TEMPE – The last time Tom “Flash” Gordon played in a professional baseball game was 2009 with the Arizona Diamondbacks. Although almost a decade has passed since Gordon took the mound in Phoenix, he found himself back on a pitcher’s slab last weekend in Arizona for a different reason.
Last Friday through Sunday, Major League Baseball and USA Baseball partnered for the second annual “Dream Series,” which highlighted the nation’s top pitchers and catchers from a diverse group of inner-city players.
Former MLB pitchers Gordon, LaTroy Hawkins and Darren Oliver took part in the weekend’s festivities in hope of helping many of the young athletes who were in attendance to bond. The players ranged from eighth grade all the way to seniors in high school.
“I have a lot of them in me. I came from some of the neighborhoods and backgrounds that they have come from …” Gordon said. “Coming from a small country town, living in the projects, walking to school and just kind of having a feel and a vibe for what Negro League baseball was like coming from my little small town … I always just wanted to give back in that sense.”
Diversity in Major League Baseball has been at the forefront of a league that has seen the number of African-American players drop from 8.27 percent to 7.73 percent from 2015 and 2016, according to Major League Baseball.
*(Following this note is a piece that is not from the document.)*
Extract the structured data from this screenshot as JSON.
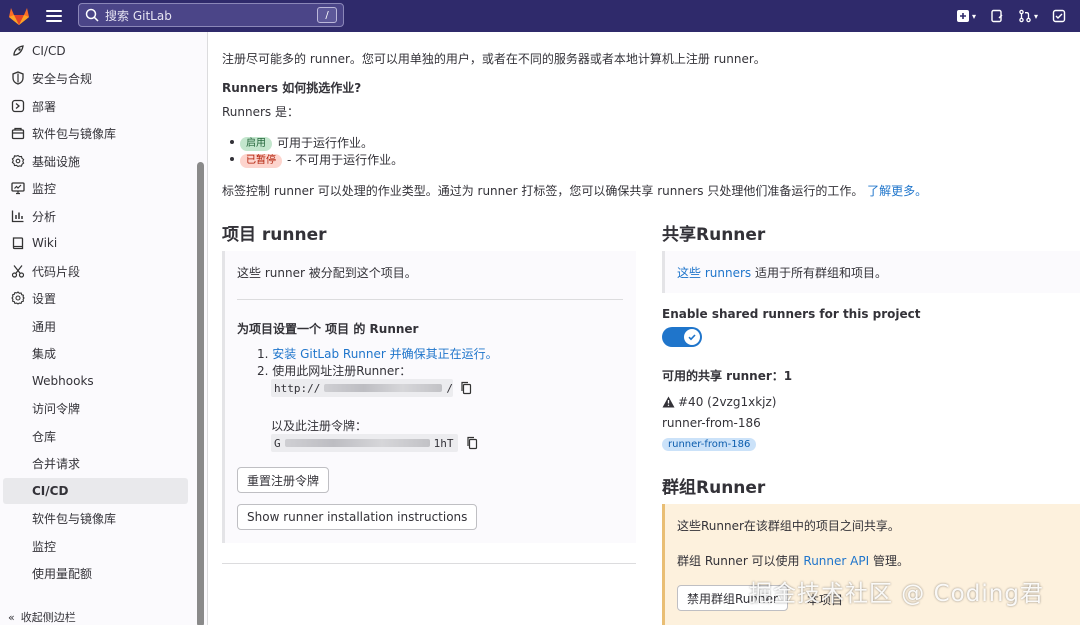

The “Dream Series” is a part of the MLB Breakthrough Series, which was established in 2008 and aids in creating a platform for various baseball players of all different backgrounds and ethnicities.
“Baseball is played in so many places and so many countries and so many backgrounds,” Gordon said. “We are seeing so many great things and these youngsters now got the internet and all they have to look at, and they can go out and get this information.”
Gordon was a member of the Diamondbacks during his last season in Major League Baseball. The hard-throwing right-hander had a 21-year MLB career and was a three-time All-Star.
Gordon has two sons in Major League Baseball, including two-time All-Star and current Seattle Mariners second baseman Dee Gordon.
“I don’t push baseball on my sons, but I am grateful that they love baseball the way I do,” Gordon said. “I am grateful that they are playing it. Major League Baseball is a family that I am grateful that I am a part of.”
The camp featured talented players from around the country, and there were a number of Division I commitments, including 2019 UCLA commit Xavier Carter and Vanderbilt commit C.J. Rodriguez.
However, one of the most intriguing players at the camp might have been a young athlete from the Phoenix area.
Right-handed pitcher Derek Mitchell is in eighth grade and is not set to graduate until 2022, and he took part in the weekend’s camp.
“It’s been a great honor to be here, just learning from the MLB players that have played in the past,” Mitchell said.
The young athlete currently attends Chandler Preparatory Academy, and he has not yet decided on what high school he will attend next season.
Along with Mitchell, Apollo High School product Manny Macias was in attendance for the weekend’s festivities to round out the list of local players from Arizona.
Macias is in his junior season and he has aspirations to attend the local schools within the state at either ASU or Arizona.
“I am just trying to get myself out there. I just want to be an in-state guy,” Macias said.
Although the two local products were able to represent the state of Arizona, they also got to know some of the talents from around the country.
All of the high school athletes stayed at the same hotel, and the weekend not only served as a full day at the diamond, but it allowed the players to get to know one another as they all look to embark toward a similar goal of playing collegiate or professional baseball.
“I got to make a lot of new friends,” Macias said. “It’s really crazy since they are from all over the country, and obviously I will stay communicating with them.”
The camp allowed for a full weekend of baseball during a time that many players from around the country are accustomed to cold climates in January.
With yet another successful year of the “Dream Series,” it looks as if the camp might become a mainstay in Arizona.
“For those youngsters who want a really big challenge and who want to be involved in the game and who want to learn the game, this is the place to be,” Gordon said. “Baseball is still the best game in sports and in the world, and that’s what I believe, so to give these youngsters an opportunity to see that their skill set can really be developed and learned…they can take it to higher heights.”